(SUPPLIED DATA Opens)
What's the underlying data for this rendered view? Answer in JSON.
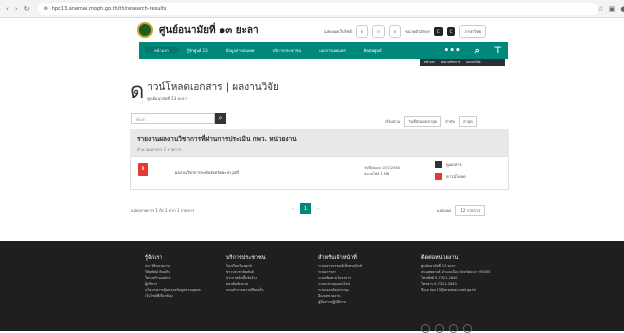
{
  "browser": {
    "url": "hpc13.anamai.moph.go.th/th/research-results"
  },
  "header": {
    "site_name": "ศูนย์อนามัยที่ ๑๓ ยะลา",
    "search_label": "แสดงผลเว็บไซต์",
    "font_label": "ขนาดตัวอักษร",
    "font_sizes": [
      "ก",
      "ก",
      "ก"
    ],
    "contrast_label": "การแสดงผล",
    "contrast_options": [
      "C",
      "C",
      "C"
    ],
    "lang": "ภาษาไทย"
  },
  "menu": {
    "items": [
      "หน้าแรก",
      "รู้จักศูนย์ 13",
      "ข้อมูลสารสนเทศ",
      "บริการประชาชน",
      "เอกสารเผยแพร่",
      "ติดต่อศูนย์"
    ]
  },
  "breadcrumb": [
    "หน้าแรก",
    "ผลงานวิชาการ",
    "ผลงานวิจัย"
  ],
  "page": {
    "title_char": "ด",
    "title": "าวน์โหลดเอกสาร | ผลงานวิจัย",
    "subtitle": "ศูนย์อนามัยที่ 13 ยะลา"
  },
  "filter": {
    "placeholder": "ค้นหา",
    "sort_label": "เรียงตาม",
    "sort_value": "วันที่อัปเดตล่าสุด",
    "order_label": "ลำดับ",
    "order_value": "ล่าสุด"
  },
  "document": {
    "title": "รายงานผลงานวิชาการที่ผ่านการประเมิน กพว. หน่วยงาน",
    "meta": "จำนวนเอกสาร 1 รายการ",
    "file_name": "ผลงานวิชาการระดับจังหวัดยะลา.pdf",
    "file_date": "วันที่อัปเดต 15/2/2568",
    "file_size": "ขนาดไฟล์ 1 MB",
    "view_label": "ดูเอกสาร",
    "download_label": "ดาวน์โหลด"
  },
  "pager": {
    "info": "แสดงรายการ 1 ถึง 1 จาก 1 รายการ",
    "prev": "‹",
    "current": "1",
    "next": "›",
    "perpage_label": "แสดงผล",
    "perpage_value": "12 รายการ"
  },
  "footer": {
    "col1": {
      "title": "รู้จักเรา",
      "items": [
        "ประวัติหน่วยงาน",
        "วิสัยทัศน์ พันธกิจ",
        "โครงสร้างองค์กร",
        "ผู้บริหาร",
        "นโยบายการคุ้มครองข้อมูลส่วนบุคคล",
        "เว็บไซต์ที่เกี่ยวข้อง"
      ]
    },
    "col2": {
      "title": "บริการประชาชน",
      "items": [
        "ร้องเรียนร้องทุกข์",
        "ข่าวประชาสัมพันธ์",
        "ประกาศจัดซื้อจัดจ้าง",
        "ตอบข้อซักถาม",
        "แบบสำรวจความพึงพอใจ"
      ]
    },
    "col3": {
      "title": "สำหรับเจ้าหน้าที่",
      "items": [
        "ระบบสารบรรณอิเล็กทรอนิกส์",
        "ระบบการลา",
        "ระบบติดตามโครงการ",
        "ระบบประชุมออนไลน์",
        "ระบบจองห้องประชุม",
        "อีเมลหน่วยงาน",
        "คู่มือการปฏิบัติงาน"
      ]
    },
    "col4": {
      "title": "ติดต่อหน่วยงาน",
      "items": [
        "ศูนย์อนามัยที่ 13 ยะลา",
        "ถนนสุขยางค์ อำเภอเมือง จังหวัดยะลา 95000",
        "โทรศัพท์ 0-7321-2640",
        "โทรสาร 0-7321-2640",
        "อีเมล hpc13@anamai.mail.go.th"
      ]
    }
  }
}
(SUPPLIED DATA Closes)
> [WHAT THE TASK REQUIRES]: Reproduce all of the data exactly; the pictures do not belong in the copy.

> [TASK SOLUTION]:
What's the underlying data for this rendered view? Answer in JSON.
{
  "browser": {
    "url": "hpc13.anamai.moph.go.th/th/research-results"
  },
  "header": {
    "site_name": "ศูนย์อนามัยที่ ๑๓ ยะลา",
    "search_label": "แสดงผลเว็บไซต์",
    "font_label": "ขนาดตัวอักษร",
    "font_sizes": [
      "ก",
      "ก",
      "ก"
    ],
    "contrast_label": "การแสดงผล",
    "contrast_options": [
      "C",
      "C",
      "C"
    ],
    "lang": "ภาษาไทย"
  },
  "menu": {
    "items": [
      "หน้าแรก",
      "รู้จักศูนย์ 13",
      "ข้อมูลสารสนเทศ",
      "บริการประชาชน",
      "เอกสารเผยแพร่",
      "ติดต่อศูนย์"
    ]
  },
  "breadcrumb": [
    "หน้าแรก",
    "ผลงานวิชาการ",
    "ผลงานวิจัย"
  ],
  "page": {
    "title_char": "ด",
    "title": "าวน์โหลดเอกสาร | ผลงานวิจัย",
    "subtitle": "ศูนย์อนามัยที่ 13 ยะลา"
  },
  "filter": {
    "placeholder": "ค้นหา",
    "sort_label": "เรียงตาม",
    "sort_value": "วันที่อัปเดตล่าสุด",
    "order_label": "ลำดับ",
    "order_value": "ล่าสุด"
  },
  "document": {
    "title": "รายงานผลงานวิชาการที่ผ่านการประเมิน กพว. หน่วยงาน",
    "meta": "จำนวนเอกสาร 1 รายการ",
    "file_name": "ผลงานวิชาการระดับจังหวัดยะลา.pdf",
    "file_date": "วันที่อัปเดต 15/2/2568",
    "file_size": "ขนาดไฟล์ 1 MB",
    "view_label": "ดูเอกสาร",
    "download_label": "ดาวน์โหลด"
  },
  "pager": {
    "info": "แสดงรายการ 1 ถึง 1 จาก 1 รายการ",
    "prev": "‹",
    "current": "1",
    "next": "›",
    "perpage_label": "แสดงผล",
    "perpage_value": "12 รายการ"
  },
  "footer": {
    "col1": {
      "title": "รู้จักเรา",
      "items": [
        "ประวัติหน่วยงาน",
        "วิสัยทัศน์ พันธกิจ",
        "โครงสร้างองค์กร",
        "ผู้บริหาร",
        "นโยบายการคุ้มครองข้อมูลส่วนบุคคล",
        "เว็บไซต์ที่เกี่ยวข้อง"
      ]
    },
    "col2": {
      "title": "บริการประชาชน",
      "items": [
        "ร้องเรียนร้องทุกข์",
        "ข่าวประชาสัมพันธ์",
        "ประกาศจัดซื้อจัดจ้าง",
        "ตอบข้อซักถาม",
        "แบบสำรวจความพึงพอใจ"
      ]
    },
    "col3": {
      "title": "สำหรับเจ้าหน้าที่",
      "items": [
        "ระบบสารบรรณอิเล็กทรอนิกส์",
        "ระบบการลา",
        "ระบบติดตามโครงการ",
        "ระบบประชุมออนไลน์",
        "ระบบจองห้องประชุม",
        "อีเมลหน่วยงาน",
        "คู่มือการปฏิบัติงาน"
      ]
    },
    "col4": {
      "title": "ติดต่อหน่วยงาน",
      "items": [
        "ศูนย์อนามัยที่ 13 ยะลา",
        "ถนนสุขยางค์ อำเภอเมือง จังหวัดยะลา 95000",
        "โทรศัพท์ 0-7321-2640",
        "โทรสาร 0-7321-2640",
        "อีเมล hpc13@anamai.mail.go.th"
      ]
    }
  }
}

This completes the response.